## Input data
↓

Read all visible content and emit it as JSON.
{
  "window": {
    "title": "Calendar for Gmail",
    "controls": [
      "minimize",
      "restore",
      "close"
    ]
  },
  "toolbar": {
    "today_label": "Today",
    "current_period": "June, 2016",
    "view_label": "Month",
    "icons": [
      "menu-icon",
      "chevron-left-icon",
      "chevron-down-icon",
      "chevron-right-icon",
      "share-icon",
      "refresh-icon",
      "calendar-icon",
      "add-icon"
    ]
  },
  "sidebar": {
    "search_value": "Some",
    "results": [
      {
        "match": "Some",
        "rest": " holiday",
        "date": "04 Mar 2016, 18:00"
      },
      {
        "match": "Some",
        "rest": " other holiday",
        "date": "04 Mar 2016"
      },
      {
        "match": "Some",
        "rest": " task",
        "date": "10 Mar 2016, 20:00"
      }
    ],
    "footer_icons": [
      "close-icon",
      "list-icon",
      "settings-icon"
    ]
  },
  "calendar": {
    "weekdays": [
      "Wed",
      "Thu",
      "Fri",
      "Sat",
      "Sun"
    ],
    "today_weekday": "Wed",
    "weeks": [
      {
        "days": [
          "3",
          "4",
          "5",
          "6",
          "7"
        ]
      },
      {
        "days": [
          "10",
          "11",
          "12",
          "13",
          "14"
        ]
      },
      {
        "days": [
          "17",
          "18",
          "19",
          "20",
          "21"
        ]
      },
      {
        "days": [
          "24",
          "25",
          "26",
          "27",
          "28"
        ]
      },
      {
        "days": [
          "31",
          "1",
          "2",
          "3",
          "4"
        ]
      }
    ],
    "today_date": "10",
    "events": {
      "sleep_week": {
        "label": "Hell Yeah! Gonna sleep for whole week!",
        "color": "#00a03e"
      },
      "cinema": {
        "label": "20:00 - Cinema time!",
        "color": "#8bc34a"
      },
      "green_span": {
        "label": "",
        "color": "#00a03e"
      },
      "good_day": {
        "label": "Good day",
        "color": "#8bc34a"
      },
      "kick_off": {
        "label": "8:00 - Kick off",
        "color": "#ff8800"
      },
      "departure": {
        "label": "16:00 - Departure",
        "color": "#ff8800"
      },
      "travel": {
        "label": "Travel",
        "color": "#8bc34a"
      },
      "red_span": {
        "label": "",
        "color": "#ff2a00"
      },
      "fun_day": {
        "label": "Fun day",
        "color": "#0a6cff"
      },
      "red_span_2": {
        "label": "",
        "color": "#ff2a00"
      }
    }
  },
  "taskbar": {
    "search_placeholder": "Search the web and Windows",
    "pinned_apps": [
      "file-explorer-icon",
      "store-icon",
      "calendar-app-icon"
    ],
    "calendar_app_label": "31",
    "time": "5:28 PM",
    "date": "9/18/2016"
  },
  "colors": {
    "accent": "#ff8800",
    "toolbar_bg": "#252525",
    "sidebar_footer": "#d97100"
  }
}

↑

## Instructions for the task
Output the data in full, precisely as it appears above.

## Answer to the exercise
Read all visible content and emit it as JSON.
{
  "window": {
    "title": "Calendar for Gmail",
    "controls": [
      "minimize",
      "restore",
      "close"
    ]
  },
  "toolbar": {
    "today_label": "Today",
    "current_period": "June, 2016",
    "view_label": "Month",
    "icons": [
      "menu-icon",
      "chevron-left-icon",
      "chevron-down-icon",
      "chevron-right-icon",
      "share-icon",
      "refresh-icon",
      "calendar-icon",
      "add-icon"
    ]
  },
  "sidebar": {
    "search_value": "Some",
    "results": [
      {
        "match": "Some",
        "rest": " holiday",
        "date": "04 Mar 2016, 18:00"
      },
      {
        "match": "Some",
        "rest": " other holiday",
        "date": "04 Mar 2016"
      },
      {
        "match": "Some",
        "rest": " task",
        "date": "10 Mar 2016, 20:00"
      }
    ],
    "footer_icons": [
      "close-icon",
      "list-icon",
      "settings-icon"
    ]
  },
  "calendar": {
    "weekdays": [
      "Wed",
      "Thu",
      "Fri",
      "Sat",
      "Sun"
    ],
    "today_weekday": "Wed",
    "weeks": [
      {
        "days": [
          "3",
          "4",
          "5",
          "6",
          "7"
        ]
      },
      {
        "days": [
          "10",
          "11",
          "12",
          "13",
          "14"
        ]
      },
      {
        "days": [
          "17",
          "18",
          "19",
          "20",
          "21"
        ]
      },
      {
        "days": [
          "24",
          "25",
          "26",
          "27",
          "28"
        ]
      },
      {
        "days": [
          "31",
          "1",
          "2",
          "3",
          "4"
        ]
      }
    ],
    "today_date": "10",
    "events": {
      "sleep_week": {
        "label": "Hell Yeah! Gonna sleep for whole week!",
        "color": "#00a03e"
      },
      "cinema": {
        "label": "20:00 - Cinema time!",
        "color": "#8bc34a"
      },
      "green_span": {
        "label": "",
        "color": "#00a03e"
      },
      "good_day": {
        "label": "Good day",
        "color": "#8bc34a"
      },
      "kick_off": {
        "label": "8:00 - Kick off",
        "color": "#ff8800"
      },
      "departure": {
        "label": "16:00 - Departure",
        "color": "#ff8800"
      },
      "travel": {
        "label": "Travel",
        "color": "#8bc34a"
      },
      "red_span": {
        "label": "",
        "color": "#ff2a00"
      },
      "fun_day": {
        "label": "Fun day",
        "color": "#0a6cff"
      },
      "red_span_2": {
        "label": "",
        "color": "#ff2a00"
      }
    }
  },
  "taskbar": {
    "search_placeholder": "Search the web and Windows",
    "pinned_apps": [
      "file-explorer-icon",
      "store-icon",
      "calendar-app-icon"
    ],
    "calendar_app_label": "31",
    "time": "5:28 PM",
    "date": "9/18/2016"
  },
  "colors": {
    "accent": "#ff8800",
    "toolbar_bg": "#252525",
    "sidebar_footer": "#d97100"
  }
}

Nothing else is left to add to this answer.